- David, is your compatriot David, Mr. Frum, also one of these “liberals”? Because if not, what this?
- And what about the case itself? Are the items like this one and this one and this one all deserving of your lighthearted dismissal?
- And while we’re at it, is it also worthy of mockery when discussing the beliefs of Pierre Thiel and its puppet politicians in Ohio and Arizona?
I am truly saddened to see that Weigel, a smart and hardworking journalist, has now volunteered to catch this Beltway bug. He does not address the issue. He calls it de facto ridiculous (and therefore unworthy of discussion). This type of reporting is one of the reasons why, in a roughly 50/50 country, we could end up with a fascist government in 2024: because the people responsible for exposing it claim that there is no not.
Talking about each other (or “over-the-onehandism”, as I once tried and failed to name the phenomenon), when you lost Marvin KalbWhat do you have left?
here is a hermetic argument against allowing self-serving anonymous quotes that only advance a politician’s agenda by lazy political reporters in a single tweet.
Altercation Life Tips: People need to spend more time thinking about their obituaries. Imagine making “report” like this is your job in life. Consider, for example: “Ashley Joy Parker Deceased; Ben Affleck’s Broke Story taking a nap.

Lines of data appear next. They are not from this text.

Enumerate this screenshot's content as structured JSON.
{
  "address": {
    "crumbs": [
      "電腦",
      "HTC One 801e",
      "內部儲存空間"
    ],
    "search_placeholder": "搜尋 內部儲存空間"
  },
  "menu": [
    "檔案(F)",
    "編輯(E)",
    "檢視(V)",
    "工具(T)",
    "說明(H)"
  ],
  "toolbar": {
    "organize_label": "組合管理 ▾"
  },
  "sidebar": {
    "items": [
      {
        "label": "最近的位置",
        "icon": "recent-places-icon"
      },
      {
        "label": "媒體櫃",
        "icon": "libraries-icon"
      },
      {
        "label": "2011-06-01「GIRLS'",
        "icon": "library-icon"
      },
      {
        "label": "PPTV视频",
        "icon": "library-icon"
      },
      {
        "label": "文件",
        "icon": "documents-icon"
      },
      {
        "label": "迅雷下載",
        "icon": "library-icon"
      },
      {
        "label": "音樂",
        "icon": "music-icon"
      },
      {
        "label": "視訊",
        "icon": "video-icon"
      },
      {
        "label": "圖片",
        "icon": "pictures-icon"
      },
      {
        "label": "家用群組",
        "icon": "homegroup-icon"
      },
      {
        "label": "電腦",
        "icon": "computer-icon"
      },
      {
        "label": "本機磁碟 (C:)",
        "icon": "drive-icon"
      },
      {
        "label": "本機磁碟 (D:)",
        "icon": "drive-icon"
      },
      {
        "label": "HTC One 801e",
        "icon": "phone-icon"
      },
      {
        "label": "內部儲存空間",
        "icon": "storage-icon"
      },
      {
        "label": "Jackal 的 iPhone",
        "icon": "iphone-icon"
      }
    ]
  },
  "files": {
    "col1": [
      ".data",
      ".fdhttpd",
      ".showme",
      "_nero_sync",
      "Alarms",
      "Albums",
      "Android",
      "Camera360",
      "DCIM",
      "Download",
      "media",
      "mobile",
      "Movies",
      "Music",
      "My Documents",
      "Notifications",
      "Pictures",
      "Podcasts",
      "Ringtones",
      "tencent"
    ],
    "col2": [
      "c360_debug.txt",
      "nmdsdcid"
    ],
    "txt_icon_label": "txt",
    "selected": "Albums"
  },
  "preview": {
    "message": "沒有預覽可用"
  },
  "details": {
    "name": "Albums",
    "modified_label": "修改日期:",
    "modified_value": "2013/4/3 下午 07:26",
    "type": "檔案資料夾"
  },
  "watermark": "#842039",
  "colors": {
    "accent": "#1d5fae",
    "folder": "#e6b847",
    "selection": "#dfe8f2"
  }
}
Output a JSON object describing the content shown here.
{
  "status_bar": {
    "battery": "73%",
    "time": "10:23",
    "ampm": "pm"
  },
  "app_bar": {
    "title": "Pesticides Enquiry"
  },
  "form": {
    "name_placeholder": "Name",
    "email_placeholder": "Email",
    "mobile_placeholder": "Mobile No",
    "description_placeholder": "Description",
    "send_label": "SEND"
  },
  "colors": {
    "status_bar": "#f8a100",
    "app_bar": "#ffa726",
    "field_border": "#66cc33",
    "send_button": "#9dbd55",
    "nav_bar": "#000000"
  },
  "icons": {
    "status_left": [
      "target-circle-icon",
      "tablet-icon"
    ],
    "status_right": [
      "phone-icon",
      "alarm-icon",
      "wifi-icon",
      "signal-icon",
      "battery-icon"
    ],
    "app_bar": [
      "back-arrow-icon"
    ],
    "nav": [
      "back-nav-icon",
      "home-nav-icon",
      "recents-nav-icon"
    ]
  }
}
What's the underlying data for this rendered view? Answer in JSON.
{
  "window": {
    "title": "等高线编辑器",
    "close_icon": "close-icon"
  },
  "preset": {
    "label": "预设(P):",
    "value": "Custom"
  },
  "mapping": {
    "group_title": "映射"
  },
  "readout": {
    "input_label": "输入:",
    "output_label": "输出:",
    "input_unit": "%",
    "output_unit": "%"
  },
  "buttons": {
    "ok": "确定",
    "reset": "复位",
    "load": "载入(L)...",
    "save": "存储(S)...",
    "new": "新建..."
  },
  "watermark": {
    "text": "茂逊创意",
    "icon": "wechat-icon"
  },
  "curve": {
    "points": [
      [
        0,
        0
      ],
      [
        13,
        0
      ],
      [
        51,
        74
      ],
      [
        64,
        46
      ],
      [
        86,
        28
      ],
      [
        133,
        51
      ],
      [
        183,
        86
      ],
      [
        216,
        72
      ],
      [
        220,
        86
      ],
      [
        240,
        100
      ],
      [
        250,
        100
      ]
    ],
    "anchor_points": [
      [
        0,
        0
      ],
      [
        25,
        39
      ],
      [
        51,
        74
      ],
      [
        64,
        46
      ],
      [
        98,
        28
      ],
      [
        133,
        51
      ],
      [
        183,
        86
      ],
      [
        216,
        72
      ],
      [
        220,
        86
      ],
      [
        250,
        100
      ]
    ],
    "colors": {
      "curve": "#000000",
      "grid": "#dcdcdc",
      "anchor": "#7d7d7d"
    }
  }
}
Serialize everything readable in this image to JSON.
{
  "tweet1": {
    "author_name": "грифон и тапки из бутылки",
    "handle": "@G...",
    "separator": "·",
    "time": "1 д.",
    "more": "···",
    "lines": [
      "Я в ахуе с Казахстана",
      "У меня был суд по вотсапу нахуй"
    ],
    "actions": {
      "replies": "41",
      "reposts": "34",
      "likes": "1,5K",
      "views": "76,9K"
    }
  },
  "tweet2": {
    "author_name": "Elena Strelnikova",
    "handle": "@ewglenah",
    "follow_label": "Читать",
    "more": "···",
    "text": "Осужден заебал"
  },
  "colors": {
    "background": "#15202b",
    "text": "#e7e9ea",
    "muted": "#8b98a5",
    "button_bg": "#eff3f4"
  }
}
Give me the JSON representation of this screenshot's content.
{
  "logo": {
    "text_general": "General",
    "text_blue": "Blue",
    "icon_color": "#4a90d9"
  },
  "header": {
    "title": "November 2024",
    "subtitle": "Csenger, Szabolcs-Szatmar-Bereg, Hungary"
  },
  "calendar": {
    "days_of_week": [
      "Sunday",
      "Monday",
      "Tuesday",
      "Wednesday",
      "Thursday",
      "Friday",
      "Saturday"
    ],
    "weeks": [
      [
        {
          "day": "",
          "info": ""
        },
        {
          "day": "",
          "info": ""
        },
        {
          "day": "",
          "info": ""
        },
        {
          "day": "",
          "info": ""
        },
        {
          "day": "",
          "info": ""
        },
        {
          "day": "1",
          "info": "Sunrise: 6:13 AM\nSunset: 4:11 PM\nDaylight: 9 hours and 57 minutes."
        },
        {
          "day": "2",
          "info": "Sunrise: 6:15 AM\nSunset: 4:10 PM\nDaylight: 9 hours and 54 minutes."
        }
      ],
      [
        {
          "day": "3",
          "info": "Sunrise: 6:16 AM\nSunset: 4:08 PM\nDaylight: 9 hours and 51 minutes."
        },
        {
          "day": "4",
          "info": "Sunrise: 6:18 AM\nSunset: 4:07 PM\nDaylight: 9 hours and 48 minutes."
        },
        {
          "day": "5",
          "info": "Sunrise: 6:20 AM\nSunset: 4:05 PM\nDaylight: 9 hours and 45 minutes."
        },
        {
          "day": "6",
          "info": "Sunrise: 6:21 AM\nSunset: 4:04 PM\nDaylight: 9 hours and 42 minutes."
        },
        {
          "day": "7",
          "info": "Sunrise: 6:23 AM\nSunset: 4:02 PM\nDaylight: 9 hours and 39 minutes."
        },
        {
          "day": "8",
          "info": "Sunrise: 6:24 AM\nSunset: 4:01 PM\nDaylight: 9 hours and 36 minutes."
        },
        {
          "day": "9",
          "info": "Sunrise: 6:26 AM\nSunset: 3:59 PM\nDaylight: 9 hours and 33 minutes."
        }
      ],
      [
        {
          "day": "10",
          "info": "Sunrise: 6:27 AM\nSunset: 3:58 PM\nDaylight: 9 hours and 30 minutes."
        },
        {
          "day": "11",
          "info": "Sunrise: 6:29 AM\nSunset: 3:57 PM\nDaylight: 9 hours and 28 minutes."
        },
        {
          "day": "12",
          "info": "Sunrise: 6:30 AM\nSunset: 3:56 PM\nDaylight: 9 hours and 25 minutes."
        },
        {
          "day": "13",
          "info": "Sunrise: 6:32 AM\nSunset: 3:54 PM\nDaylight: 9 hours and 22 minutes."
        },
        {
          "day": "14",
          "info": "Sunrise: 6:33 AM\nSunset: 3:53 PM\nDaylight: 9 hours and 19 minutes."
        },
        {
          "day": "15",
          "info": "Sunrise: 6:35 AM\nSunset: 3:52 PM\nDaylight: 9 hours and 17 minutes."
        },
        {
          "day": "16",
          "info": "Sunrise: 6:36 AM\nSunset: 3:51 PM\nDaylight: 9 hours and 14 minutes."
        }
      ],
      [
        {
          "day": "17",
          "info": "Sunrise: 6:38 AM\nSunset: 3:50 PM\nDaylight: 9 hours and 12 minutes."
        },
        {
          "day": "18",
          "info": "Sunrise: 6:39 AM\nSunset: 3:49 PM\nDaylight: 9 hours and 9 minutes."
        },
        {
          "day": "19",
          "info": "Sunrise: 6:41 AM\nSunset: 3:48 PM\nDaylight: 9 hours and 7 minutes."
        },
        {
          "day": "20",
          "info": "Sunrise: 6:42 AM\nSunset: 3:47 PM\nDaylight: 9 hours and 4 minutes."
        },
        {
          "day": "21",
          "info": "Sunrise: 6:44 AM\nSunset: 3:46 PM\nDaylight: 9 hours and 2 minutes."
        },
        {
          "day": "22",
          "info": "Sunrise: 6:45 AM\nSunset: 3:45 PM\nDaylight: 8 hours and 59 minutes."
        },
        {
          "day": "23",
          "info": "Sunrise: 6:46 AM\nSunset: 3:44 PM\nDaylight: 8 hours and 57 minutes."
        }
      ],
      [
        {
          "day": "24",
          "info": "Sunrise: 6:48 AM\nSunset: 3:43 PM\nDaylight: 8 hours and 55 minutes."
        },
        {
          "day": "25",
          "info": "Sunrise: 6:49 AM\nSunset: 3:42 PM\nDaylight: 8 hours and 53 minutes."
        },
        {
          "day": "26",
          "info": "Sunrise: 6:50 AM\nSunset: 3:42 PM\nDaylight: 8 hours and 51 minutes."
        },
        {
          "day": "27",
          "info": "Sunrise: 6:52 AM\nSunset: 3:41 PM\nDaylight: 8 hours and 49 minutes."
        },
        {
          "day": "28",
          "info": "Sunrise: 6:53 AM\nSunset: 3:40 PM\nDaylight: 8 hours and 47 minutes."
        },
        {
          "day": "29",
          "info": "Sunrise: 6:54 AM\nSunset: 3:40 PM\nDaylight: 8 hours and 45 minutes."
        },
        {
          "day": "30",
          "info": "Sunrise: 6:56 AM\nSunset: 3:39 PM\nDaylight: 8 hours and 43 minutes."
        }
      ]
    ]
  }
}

Many readers have no doubt seen snippets of this already, but here is the entirety of Joni Mitchell’s re-emergence as a performer after a 20-year absence, with Brandi Carlile at the Newport Folk Festival, three years after suffering a brain aneurysm. (“Both Sides Now” is the only form of bilateralism that we at Altercation can support.) Bonus: here and here is Paul Simon, retired from touring but not a guest, also at this year’s festival. And hereHe’s a guy who made a lot of noise by bringing a band and an electric guitar to the festival in 1965. Barry Goldberg was there. And Elijah Wald wrote a beautiful book on its implications.